You may feel that I am simply being something of a killjoy about all this, but I think I am just being practical and pragmatic. I don’t doubt, or deride, Apples achievements as innovators. But, in the world I occupy, I cannot see a ubiquitous place, per se, of the i-pad, i-phone, i-pod et al despite all the potential on offer.
In this respect, though, Apples great achievement, and it is a great achievement, is to set the standards for others to follow and I applaud them for that. But I expect to see a greater use of other devices for education, netbooks for a while, making way for smartphones that can be had free on very low tariffs, gaming consoles like PS3 and x-Box, others like the DS and of course the brilliantly conceived Wii.
I had a really interesting discussion with my kids last night about how appropriate the school tasks they are given are to the requirements of the 21st century. The kids are 15 and 12 and the discussion centred round my daughters (15 year old) creative writing homework.
More specifically it centred around the fact that she was not allowed to present this as a printout (or even in an electronic form – a Word document, for example) but it had to be hand written and the quality of handwriting would be subject to a mark, in addition to marks for other attributes of the work.
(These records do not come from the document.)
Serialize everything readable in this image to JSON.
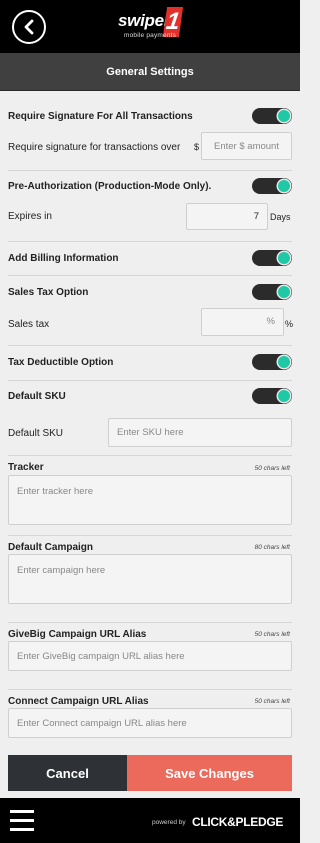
{
  "header": {
    "logo_text": "swiper",
    "logo_number": "1",
    "logo_tagline": "mobile payments"
  },
  "title": "General Settings",
  "signature": {
    "label": "Require Signature For All Transactions",
    "enabled": true,
    "over_label": "Require signature for transactions over",
    "currency": "$",
    "amount_placeholder": "Enter $ amount"
  },
  "preauth": {
    "label": "Pre-Authorization (Production-Mode Only).",
    "enabled": true,
    "expires_label": "Expires in",
    "expires_value": "7",
    "expires_unit": "Days"
  },
  "billing": {
    "label": "Add Billing Information",
    "enabled": true
  },
  "sales_tax": {
    "label": "Sales Tax Option",
    "enabled": true,
    "field_label": "Sales tax",
    "suffix_inside": "%",
    "suffix_outside": "%"
  },
  "tax_deductible": {
    "label": "Tax Deductible Option",
    "enabled": true
  },
  "sku": {
    "label": "Default SKU",
    "enabled": true,
    "field_label": "Default SKU",
    "placeholder": "Enter SKU here"
  },
  "tracker": {
    "label": "Tracker",
    "chars_left": "50 chars left",
    "placeholder": "Enter tracker here"
  },
  "campaign": {
    "label": "Default Campaign",
    "chars_left": "80 chars left",
    "placeholder": "Enter campaign here"
  },
  "givebig": {
    "label": "GiveBig Campaign URL Alias",
    "chars_left": "50 chars left",
    "placeholder": "Enter GiveBig campaign URL alias here"
  },
  "connect": {
    "label": "Connect Campaign URL Alias",
    "chars_left": "50 chars left",
    "placeholder": "Enter Connect campaign URL alias here"
  },
  "buttons": {
    "cancel": "Cancel",
    "save": "Save Changes"
  },
  "footer": {
    "powered_by": "powered by",
    "brand": "CLICK&PLEDGE"
  },
  "colors": {
    "toggle_on": "#1fc9a6",
    "save": "#ec6a5b",
    "cancel": "#2e3236",
    "header": "#000000"
  }
}
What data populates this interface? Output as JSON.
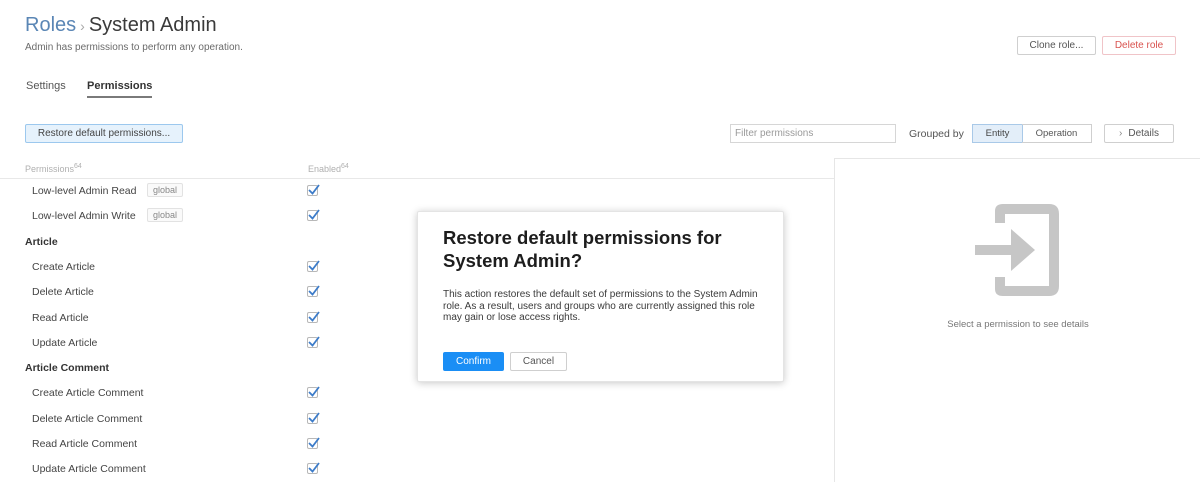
{
  "breadcrumb": {
    "root": "Roles",
    "separator": "›",
    "current": "System Admin"
  },
  "subtitle": "Admin has permissions to perform any operation.",
  "actions": {
    "clone": "Clone role...",
    "delete": "Delete role"
  },
  "tabs": [
    {
      "label": "Settings",
      "active": false
    },
    {
      "label": "Permissions",
      "active": true
    }
  ],
  "toolbar": {
    "restore": "Restore default permissions...",
    "filter_placeholder": "Filter permissions",
    "grouped_by": "Grouped by",
    "group_options": [
      {
        "label": "Entity",
        "active": true
      },
      {
        "label": "Operation",
        "active": false
      }
    ],
    "details": "Details"
  },
  "columns": {
    "permissions": "Permissions",
    "permissions_count": "64",
    "enabled": "Enabled",
    "enabled_count": "64"
  },
  "ungrouped_rows": [
    {
      "label": "Low-level Admin Read",
      "tag": "global",
      "enabled": true
    },
    {
      "label": "Low-level Admin Write",
      "tag": "global",
      "enabled": true
    }
  ],
  "groups": [
    {
      "name": "Article",
      "rows": [
        {
          "label": "Create Article",
          "enabled": true
        },
        {
          "label": "Delete Article",
          "enabled": true
        },
        {
          "label": "Read Article",
          "enabled": true
        },
        {
          "label": "Update Article",
          "enabled": true
        }
      ]
    },
    {
      "name": "Article Comment",
      "rows": [
        {
          "label": "Create Article Comment",
          "enabled": true
        },
        {
          "label": "Delete Article Comment",
          "enabled": true
        },
        {
          "label": "Read Article Comment",
          "enabled": true
        },
        {
          "label": "Update Article Comment",
          "enabled": true
        }
      ]
    }
  ],
  "details_panel": {
    "icon": "sign-in-icon",
    "text": "Select a permission to see details"
  },
  "modal": {
    "title": "Restore default permissions for System Admin?",
    "body": "This action restores the default set of permissions to the System Admin role. As a result, users and groups who are currently assigned this role may gain or lose access rights.",
    "confirm": "Confirm",
    "cancel": "Cancel"
  },
  "colors": {
    "accent": "#1a8ef5",
    "link": "#5a86b5",
    "danger": "#d9534f",
    "check": "#3d7cc9"
  }
}
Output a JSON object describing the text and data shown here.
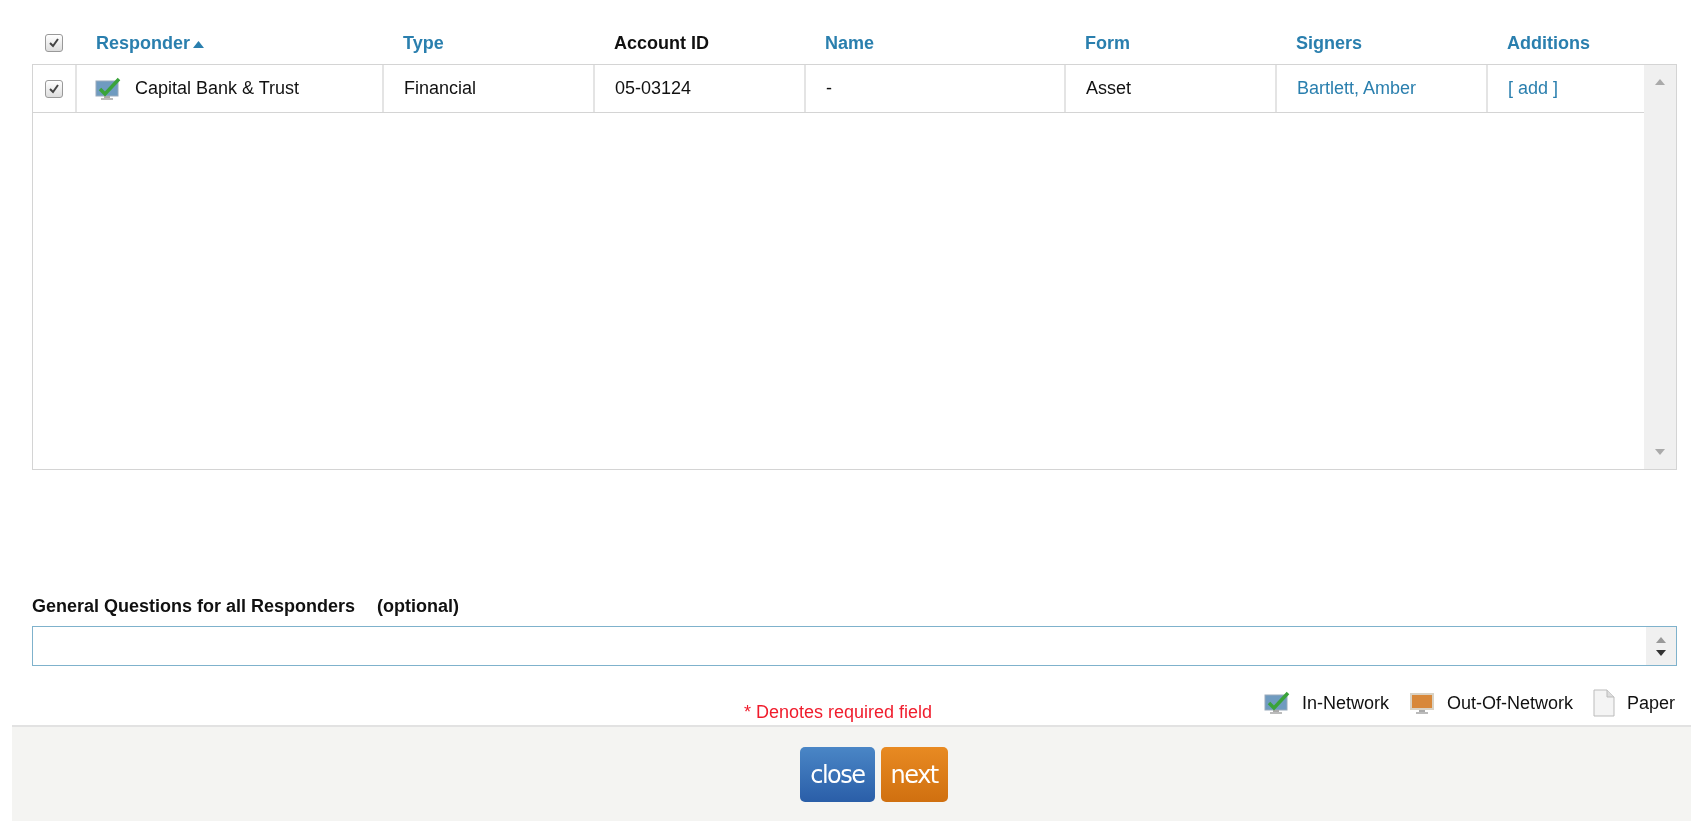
{
  "table": {
    "all_checked": true,
    "columns": [
      {
        "label": "Responder",
        "sortable": true,
        "sorted": true
      },
      {
        "label": "Type",
        "sortable": true,
        "sorted": false
      },
      {
        "label": "Account ID",
        "sortable": false,
        "sorted": false
      },
      {
        "label": "Name",
        "sortable": true,
        "sorted": false
      },
      {
        "label": "Form",
        "sortable": true,
        "sorted": false
      },
      {
        "label": "Signers",
        "sortable": true,
        "sorted": false
      },
      {
        "label": "Additions",
        "sortable": true,
        "sorted": false
      }
    ],
    "rows": [
      {
        "checked": true,
        "kind": "in-network",
        "responder": "Capital Bank & Trust",
        "type": "Financial",
        "account_id": "05-03124",
        "name": "-",
        "form": "Asset",
        "signers": "Bartlett, Amber",
        "additions": "[ add ]"
      }
    ]
  },
  "questions": {
    "label": "General Questions for all Responders",
    "optional": "(optional)"
  },
  "required_note": "* Denotes required field",
  "legend": [
    {
      "kind": "in-network",
      "label": "In-Network"
    },
    {
      "kind": "out-of-network",
      "label": "Out-Of-Network"
    },
    {
      "kind": "paper",
      "label": "Paper"
    }
  ],
  "buttons": [
    {
      "kind": "close",
      "label": "close"
    },
    {
      "kind": "next",
      "label": "next"
    }
  ]
}
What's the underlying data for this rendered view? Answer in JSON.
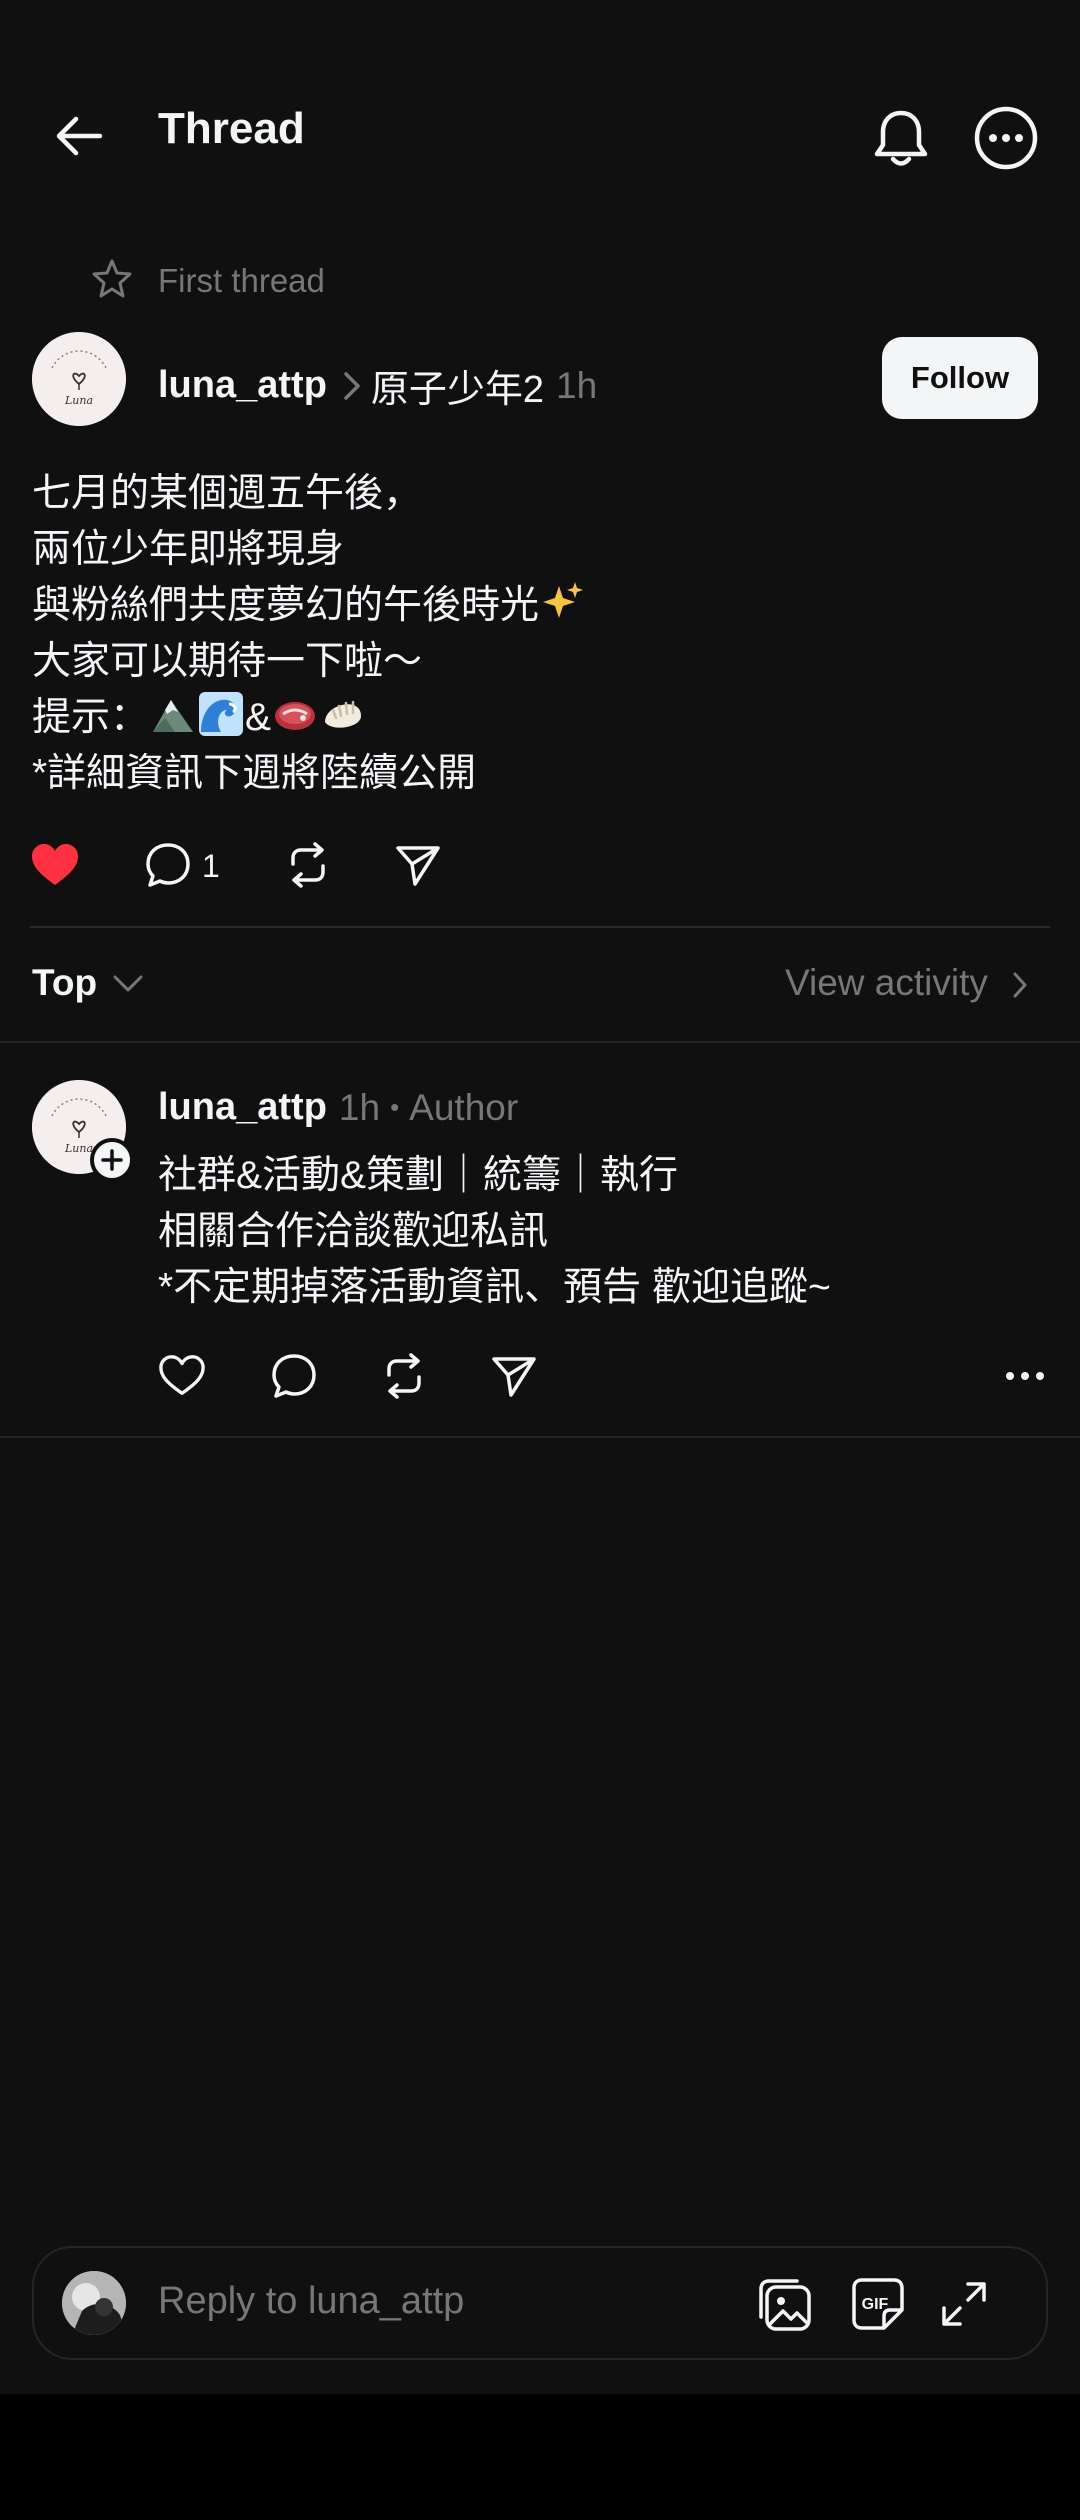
{
  "header": {
    "title": "Thread"
  },
  "first_thread_label": "First thread",
  "post": {
    "username": "luna_attp",
    "topic": "原子少年2",
    "time": "1h",
    "follow_label": "Follow",
    "avatar_text": "Luna",
    "lines": [
      "七月的某個週五午後，",
      "兩位少年即將現身",
      "與粉絲們共度夢幻的午後時光",
      "大家可以期待一下啦～",
      "提示：",
      "*詳細資訊下週將陸續公開"
    ],
    "hint_symbol": "&",
    "liked": true,
    "comment_count": "1"
  },
  "sort": {
    "label": "Top",
    "view_activity_label": "View activity"
  },
  "reply": {
    "username": "luna_attp",
    "time": "1h",
    "separator": "•",
    "author_label": "Author",
    "lines": [
      "社群&活動&策劃｜統籌｜執行",
      "相關合作洽談歡迎私訊",
      "*不定期掉落活動資訊、預告 歡迎追蹤~"
    ]
  },
  "composer": {
    "placeholder": "Reply to luna_attp",
    "gif_label": "GIF"
  },
  "colors": {
    "background": "#101010",
    "text": "#f3f5f7",
    "muted": "#777777",
    "like": "#ff3040",
    "divider": "#262626"
  }
}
Furthermore, it seems that whilst the mark for other attributes of the work contributed to the general grading for the piece of work, the marks for the handwriting were disregarded in this respect.
My question to the kids was that in a world of word processing and spell checking was the requirement to hand write this piece not a little archaic?
Their view was that, given that the bulk of other written assignments they had to perform were word processed, there was some value in keeping the, let’s face it, dying art of handwriting alive. And I would admit that it does seem appropriate somehow that this should be done in the context of a creative writing piece.
On the question of spell checking they argued that they had to look at their spelling in a different way if they did not have the luxury of a spell checker to utilise. This meant, in their view, that their spelling would improve.
My argument was that even if the good intentions of the school were to keep handwriting alive, assigning a mark to it, which was then for all intents and purposes ignored, was rather pointless. Give feedback, yes, but not mark.
I get the kids point about spellchecking, that somehow without the benefit of this they had to work harder to get their spellings right. Presumably the teacher, when marking the work, will point out misspellings. If so, why not have the misspellings identified by a spell checker prior to the piece of work being handed in. Makes no difference, as far as I can see, how or when misspellings are identified, as long as they are done so at some point. And allowing this to be picked up early could save valuable teacher time.
In the event, my daughter constructed the piece on her laptop, spell checked it, and then transposed it into her own handwriting. Wouldn’t any half thinking person do the same?
Overall I can see the sense on insisting that kids do some handwriting, particularly if it does at least delay the complete demise of the noble art. But the issue around spell checking does, it seem to me, highlight the confusion that exists as we see the much greater use of technology in our schools. It is a transitory time. It is important that we embrace the changes that we are presented with, and not let them confuse the issues.